▸ Information given

--

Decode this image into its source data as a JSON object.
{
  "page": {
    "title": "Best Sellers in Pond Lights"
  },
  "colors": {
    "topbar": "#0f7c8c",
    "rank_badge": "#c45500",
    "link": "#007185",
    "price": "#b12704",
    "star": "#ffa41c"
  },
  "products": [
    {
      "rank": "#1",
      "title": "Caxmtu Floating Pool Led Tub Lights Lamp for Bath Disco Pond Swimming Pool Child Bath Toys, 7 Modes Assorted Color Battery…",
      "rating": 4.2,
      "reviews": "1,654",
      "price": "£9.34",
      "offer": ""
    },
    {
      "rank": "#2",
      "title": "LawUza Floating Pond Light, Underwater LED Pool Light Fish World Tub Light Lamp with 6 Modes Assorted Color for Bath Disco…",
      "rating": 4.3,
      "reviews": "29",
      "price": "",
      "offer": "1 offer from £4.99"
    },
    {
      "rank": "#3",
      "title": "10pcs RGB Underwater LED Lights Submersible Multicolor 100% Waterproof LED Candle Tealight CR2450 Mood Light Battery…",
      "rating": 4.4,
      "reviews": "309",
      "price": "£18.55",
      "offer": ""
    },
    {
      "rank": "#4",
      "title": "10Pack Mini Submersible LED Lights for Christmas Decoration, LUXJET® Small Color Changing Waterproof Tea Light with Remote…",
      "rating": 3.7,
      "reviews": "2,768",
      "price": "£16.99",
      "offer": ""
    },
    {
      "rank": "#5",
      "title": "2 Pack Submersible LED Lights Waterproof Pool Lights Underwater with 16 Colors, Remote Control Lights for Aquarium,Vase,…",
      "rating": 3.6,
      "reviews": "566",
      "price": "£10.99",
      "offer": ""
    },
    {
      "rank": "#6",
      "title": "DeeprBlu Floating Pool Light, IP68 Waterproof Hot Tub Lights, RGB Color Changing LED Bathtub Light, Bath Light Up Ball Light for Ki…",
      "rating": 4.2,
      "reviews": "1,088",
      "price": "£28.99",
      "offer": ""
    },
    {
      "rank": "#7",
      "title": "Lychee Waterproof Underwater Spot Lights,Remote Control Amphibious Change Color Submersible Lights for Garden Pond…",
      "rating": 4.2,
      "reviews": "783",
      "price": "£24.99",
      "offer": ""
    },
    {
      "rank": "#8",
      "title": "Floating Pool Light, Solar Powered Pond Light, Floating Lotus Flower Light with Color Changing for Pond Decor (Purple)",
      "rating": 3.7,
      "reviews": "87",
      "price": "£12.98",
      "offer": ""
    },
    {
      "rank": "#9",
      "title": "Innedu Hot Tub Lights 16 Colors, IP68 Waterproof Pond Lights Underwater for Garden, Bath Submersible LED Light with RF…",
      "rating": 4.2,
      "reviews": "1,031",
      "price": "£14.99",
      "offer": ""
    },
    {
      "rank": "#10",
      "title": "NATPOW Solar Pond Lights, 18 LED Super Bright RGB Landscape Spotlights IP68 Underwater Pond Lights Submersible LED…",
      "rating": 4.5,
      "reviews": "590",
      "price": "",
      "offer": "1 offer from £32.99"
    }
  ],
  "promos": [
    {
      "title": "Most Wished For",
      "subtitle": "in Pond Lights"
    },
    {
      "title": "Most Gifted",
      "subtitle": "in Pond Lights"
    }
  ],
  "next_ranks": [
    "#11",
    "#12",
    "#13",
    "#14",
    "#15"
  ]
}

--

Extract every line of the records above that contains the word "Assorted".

      "title": "Caxmtu Floating Pool Led Tub Lights Lamp for Bath Disco Pond Swimming Pool Child Bath Toys, 7 Modes Assorted Color Battery…",
      "title": "LawUza Floating Pond Light, Underwater LED Pool Light Fish World Tub Light Lamp with 6 Modes Assorted Color for Bath Disco…",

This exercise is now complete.